Once in Poland an elderly rabbi boarded a train to travel home to Warsaw. He entered a compartment in which three salesmen were playing cards. In need of a foursome, the salesmen asked the rabbi to join in, but he politely refused, saying he had been too busy the whole day and needed to catch up on his prayers, and that in any case he didn’t play cards. They tried to persuade him, but he still refused. At this they got very hostile and started to abuse him. When he still refused, they threw him out of the compartment, so that he had to stand in the corridor for the rest of the journey. On arriving at Warsaw the rabbi got off the train. So did the salesmen. The rabbi was met by a large crowd of his followers. On seeing this one of the salesmen asked, “Who is that man?” “That’s Rabbi Solomon, the most revered rabbi in the whole of Poland,” came the answer. On hearing this the man regretted what he had done. He had no idea who he had offended. So he quickly went to the rabbi and asked for forgiveness. However, the rabbi refused to forgive him. The rabbi’s followers were taken aback at this. They could not figure out how their rabbi, a man renowned for gentleness and holiness, could refuse to forgive someone. So they asked him, “When someone who has offended us asks for forgiveness, should we forgive him?” “Yes,” the rabbi replied. “Well then, why didn’t you forgive that man?” “I can’t for him. The salesman didn’t offend me, the chief priest of Warsaw. He offended a common man. Let him go to him and ask for forgiveness.” In other words, he was asking for forgiveness only because he had offended a famous person. But had it been just an ordinary person that he had offended, it would never have occurred to him to ask for forgiveness. – Fortunately, in our communities there are many who are willing to forgive others. But alas, there are very few who are willing to ask and seek forgiveness from others.
Flor McCarthy in ‘New Sunday Holy days and Liturgies’
It is in forgiving that we ourselves are forgiven
Once, two prisoners shared the same cell. A dank, dark cell it was. One of them was a strong cruel individual. The other was gentle and timid. The prisoners were hand-cuffed to one another. The strong man was mean and cruel to the timid man. One day, while his companion was asleep the timid man found the key to the cell. He desperately wanted to get away from this horrible cell. But at the same time he did not wish to do any favours to his obnoxious companion.

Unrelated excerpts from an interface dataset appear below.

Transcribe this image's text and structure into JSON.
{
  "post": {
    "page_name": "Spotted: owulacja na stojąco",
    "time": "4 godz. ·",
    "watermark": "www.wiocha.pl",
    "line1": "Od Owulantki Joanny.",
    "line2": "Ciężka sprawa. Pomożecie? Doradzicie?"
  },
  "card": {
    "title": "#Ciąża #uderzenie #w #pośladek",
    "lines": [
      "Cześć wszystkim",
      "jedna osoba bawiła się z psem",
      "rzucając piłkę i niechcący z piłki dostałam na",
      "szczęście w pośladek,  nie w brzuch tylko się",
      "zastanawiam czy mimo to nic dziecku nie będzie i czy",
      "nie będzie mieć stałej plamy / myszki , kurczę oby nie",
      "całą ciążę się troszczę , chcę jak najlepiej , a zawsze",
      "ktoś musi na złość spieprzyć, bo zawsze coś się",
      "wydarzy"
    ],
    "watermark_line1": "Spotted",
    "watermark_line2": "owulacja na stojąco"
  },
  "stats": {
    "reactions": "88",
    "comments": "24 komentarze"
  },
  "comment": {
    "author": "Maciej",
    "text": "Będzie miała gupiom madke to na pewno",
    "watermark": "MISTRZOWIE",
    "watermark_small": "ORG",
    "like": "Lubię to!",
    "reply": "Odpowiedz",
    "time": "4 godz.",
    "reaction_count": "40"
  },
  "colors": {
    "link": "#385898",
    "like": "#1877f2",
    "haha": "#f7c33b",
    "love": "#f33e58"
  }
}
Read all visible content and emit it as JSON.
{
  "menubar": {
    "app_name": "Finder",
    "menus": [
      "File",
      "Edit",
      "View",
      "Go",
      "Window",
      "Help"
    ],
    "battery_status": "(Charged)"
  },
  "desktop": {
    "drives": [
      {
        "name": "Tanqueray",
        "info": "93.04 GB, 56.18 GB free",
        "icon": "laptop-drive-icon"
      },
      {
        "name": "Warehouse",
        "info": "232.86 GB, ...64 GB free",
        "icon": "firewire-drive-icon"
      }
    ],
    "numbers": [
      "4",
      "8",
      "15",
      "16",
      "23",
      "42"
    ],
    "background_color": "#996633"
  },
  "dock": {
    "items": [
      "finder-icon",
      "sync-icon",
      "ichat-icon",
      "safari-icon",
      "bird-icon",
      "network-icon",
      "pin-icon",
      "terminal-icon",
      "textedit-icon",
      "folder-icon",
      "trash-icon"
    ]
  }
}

However, he soon realized he could not set himself free unless he also set his companion free. –It is like two people living in the same room, one of whom closes the blind because he doesn’t want the other to enjoy the sunlight. But in doing so he also deprives himself of the sunlight.

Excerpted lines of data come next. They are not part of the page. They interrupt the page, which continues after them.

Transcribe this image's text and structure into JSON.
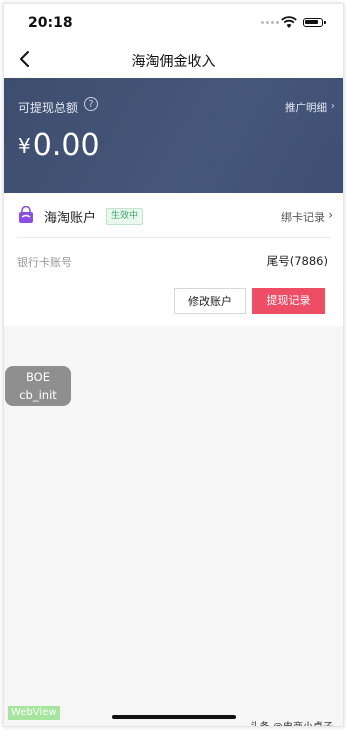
{
  "status_bar": {
    "time": "20:18"
  },
  "nav": {
    "title": "海淘佣金收入"
  },
  "hero": {
    "label": "可提现总额",
    "help": "?",
    "promo_link": "推广明细",
    "currency": "¥",
    "amount": "0.00"
  },
  "account": {
    "name": "海淘账户",
    "status": "生效中",
    "bind_record": "绑卡记录",
    "bank_label": "银行卡账号",
    "bank_value": "尾号(7886)",
    "edit_button": "修改账户",
    "withdraw_button": "提现记录"
  },
  "debug": {
    "line1": "BOE",
    "line2": "cb_init"
  },
  "webview_tag": "WebView",
  "watermark": "头条 @电商小桌子",
  "colors": {
    "hero": "#46577c",
    "accent": "#ee4d66",
    "badge": "#3aa56b"
  }
}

Flor McCarthy in ‘New Sunday Holy days and Liturgies’
God’s fore-giving love
Perugini, an Italian painter of the Middle Ages, stopped going for confession because he felt that people stayed sway from the sacrament hoping to confess just before they died as a kind of ticket to heaven. Perugini considered it sacrilegious to go to confession if, out of fear, he were seeking to save his skin. Not knowing his inner disposition, his wife inquired whether he was not afraid of dying unconfessed. Perugini replied, “Darling, my job is to paint and I have excelled as a painter. God’s profession is to forgive and if God is as good at his job as I’ve been at mine, I’ve no reason to be afraid!”

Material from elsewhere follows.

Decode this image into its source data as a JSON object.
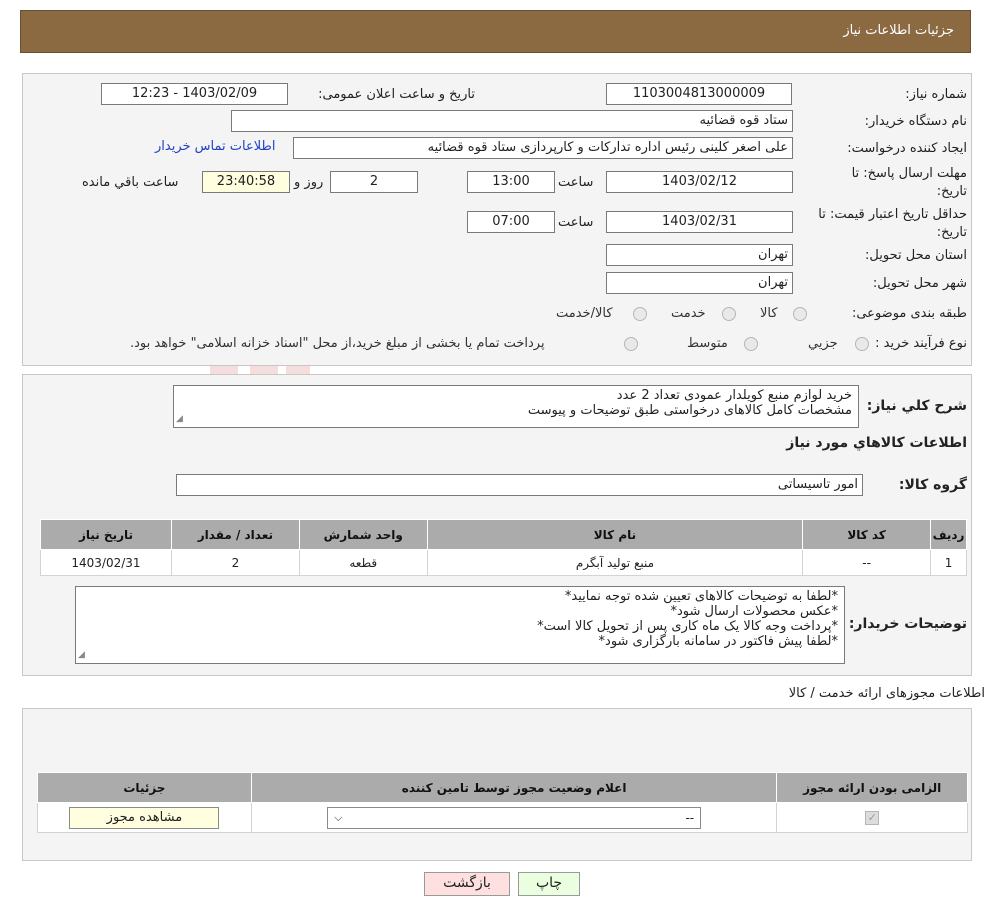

Francis Gonsalves in ‘Sunday Seeds for daily Deeds
From Fr. Tony Kadavil:
1) "I spoke to a brother whom I have pardoned."
She said: “I use your toothbrush!”
From the Sermons.com
Forgiven: Too Poor to Pay
(A good sermon closer)
Once upon a time two brothers, who lived on adjoining farms, fell into conflict. It was the first serious rift in 40 years of farming side by side, sharing machinery, and trading labor and goods as needed without a conflict. Then the long collaboration fell apart. It began with a small misunderstanding and it grew into a major difference, and finally it exploded into an exchange of bitter words followed by weeks of silence.